Today we said goodbye to Charles Sy and Hyejin Kwon as members of the Ensemble Studio. They went out on a high note (indeed quite a few high notes….) with a very fine performance of Schubert’s epic cycle Die schöne Müllerin. Charles was in fine voice for the whole 65 minutes or so. He was delicate and floaty where he needed to be and fierce when warranted. It was lovely and text sensitive and proof, if anyone still needed it, of what a fine singer he has become in the last couple of years. Hyejin was equally accomplished. The limpid delicacy of the intro to Wohin was just gorgeous but she also summoned up real power and volume when needed. She was, as always, tremendous fun to watch. We writers tend to focus on the singer and not give due weight to the pianist’s contribution. Today we were reminded of how wrong that is.
I hope both of them stick around the Toronto scene and I look forward to seeing them in future endeavours. Thanks guys!
May continues to be a busy month. There are a couple of interesting concerts at noon in the RBA next week. On Wednesday 17th there is the unveiling of the annual Canadian Art Song project commission. This year it’s extremely ambitious. It’s a cycle of sixteen songs by Ana Sokolović setting texts drawn from right across Canada. It’s called dawn always begins in the bones and will be performed by Danika Lorèn, Emily D’Angelo, Bruno Roy and Aaron Sheppard with Liz Upchurch at the piano. (You can also hear this work in the Temerty Theatre at the Conservatory at 7.30pm on Thursday May 25th along with Andrew Staniland’s Peter Quince at the Clavier and Lloyd Burritt’s Moth Poem). On Thursday 18th tenor Charles Sy and pianist Hyejin Kwon bid farewell to the COC Ensemble Studio with a performance of Schubert’s Die schöne Müllerin. It should be a real treat.
Last night saw the Ensemble Studio’s big main stage performance. Rather than perform one of the COC’s current productions (hard to imagine how they could cast one from the current line up) we got scenes from three operas; two of them from the COC’s current season. They were performed with the orchestra on stage in front of the backdrop to the opening scene from the current Die Zauberflöte and in concert dress rather than costume (more or less, there were some nods to the roles in question) and with some blocking as far as limiting movement to the front of the stage permitted.

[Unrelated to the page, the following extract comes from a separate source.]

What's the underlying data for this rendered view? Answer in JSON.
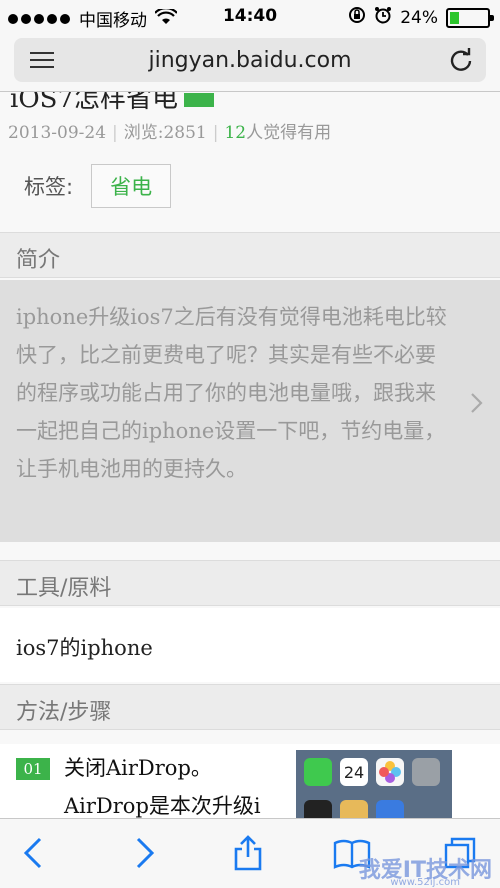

The Christina and Louis Quilico Awards are a singing competition for members of the COC’s Ensemble Studio. This year’s edition took place early yesterday evening in the RBA. Only five members of the Ensemble Studio were competing. Megan Quick and Sam Pickett were not for reasons that I don’t think were announced and Aaron Sheppard was sick. So it was a pretty brief affair. The format as usual was that each contestant offered three arias and got to sing the one of their choice with the judges choosing which of the other two they should sing.
It’s that time of year when it’s traditional to do best of the year lists. Fortunately this is all about music because in most other respects 2016 was a bit of a horror show. So here goes. As far as opera proper was concerned it was a pretty good year. There were no real howlers in the COC’s season. It was solid and, at its best, better than that, For me, Ariodante was the standout; an intelligent, thought provoking production backed up by extremely good acting and singing. I was really expecting to like the Claus Guth Marriage of Figaro more than I did. I enjoyed it but I was a bit perplexed by the lightening up that had taken place since Salzburg in 2006. Opera Atelier had their best show in quite a while with Lucio Silla but even Wallis Giunta couldn’t save a misconceived Dido and Aeneas.

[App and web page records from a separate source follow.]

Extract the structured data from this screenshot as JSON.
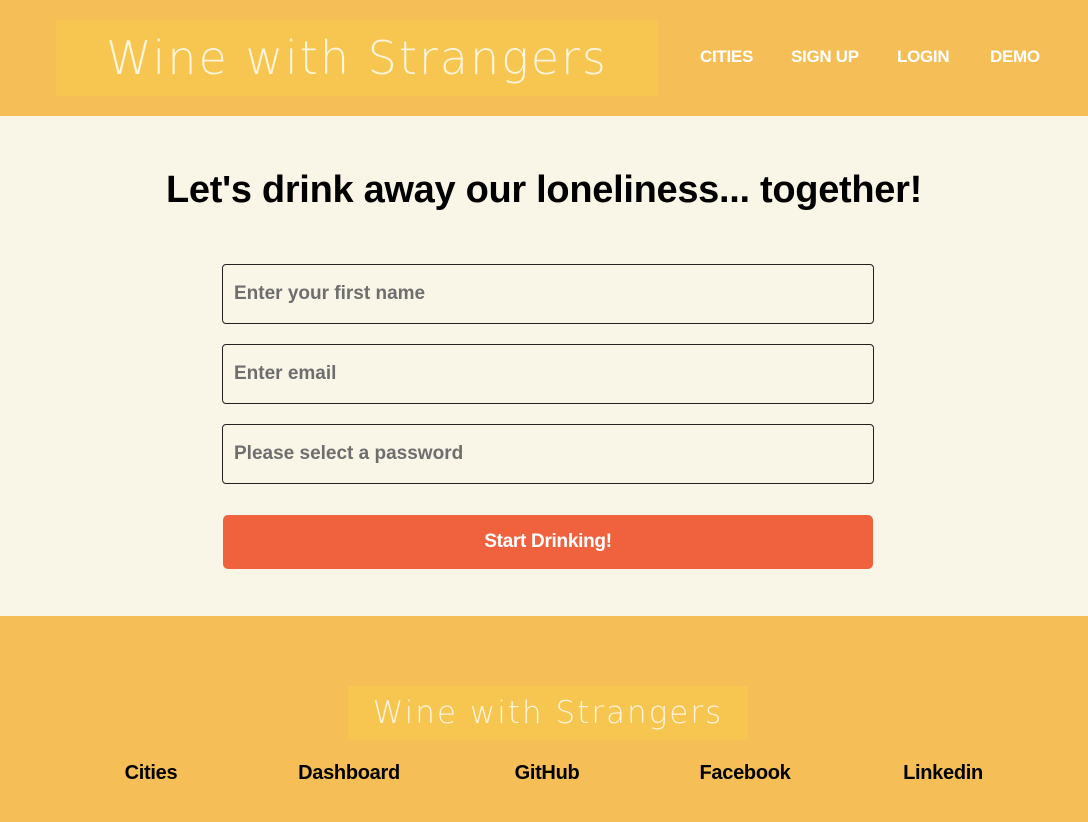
{
  "header": {
    "logo_text": "Wine with Strangers",
    "nav": [
      {
        "label": "CITIES"
      },
      {
        "label": "SIGN UP"
      },
      {
        "label": "LOGIN"
      },
      {
        "label": "DEMO"
      }
    ]
  },
  "main": {
    "headline": "Let's drink away our loneliness... together!",
    "form": {
      "first_name_placeholder": "Enter your first name",
      "email_placeholder": "Enter email",
      "password_placeholder": "Please select a password",
      "submit_label": "Start Drinking!"
    }
  },
  "footer": {
    "logo_text": "Wine with Strangers",
    "links": [
      {
        "label": "Cities"
      },
      {
        "label": "Dashboard"
      },
      {
        "label": "GitHub"
      },
      {
        "label": "Facebook"
      },
      {
        "label": "Linkedin"
      }
    ]
  },
  "colors": {
    "header_bg": "#F5BE56",
    "logo_box_bg": "#F7C651",
    "page_bg": "#F9F5E7",
    "button_bg": "#F0623E",
    "nav_text": "#FFFFFF"
  }
}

Back to the Four Seasons Centre last night for a second look at Norma. This time with Elza van den Heever singing the title role. Van den Heever has a more conventional voice than Sondra Radvanovsky. It’s perhaps not as dramatic and distinct but it’s an accurate, flexible instrument with plenty of colours and big enough for the role. She’s also every bit as good as an actress so I don’t think the production suffers from losing its “headliner”. Russell Thomas impressed again. He’s so much better as Pollione than he was as Don José. The acting is convincing and he really gets the chance to let rip here with what is a truly glorious tenor voice. All the obvious comparisons suggest and are not ridiculous. Isabel Leonard was also very fine last night and the duets with van den Heever were perhaps the highlight of the show. Hat tip too to Charles Sy who never sounded out of place even when Thomas was singing all guns blazing, It’s only two years since he was singing in a student production of HMS Pinafore.
The tenth season at the Four Seasons Centre opened with the, by now traditional, lunchtime concert by the COC’s Ensemble Studio. Six of the eight singers and one of the two pianists are new recruits which is unusual and more of a chance to level set than see how anyone has developed.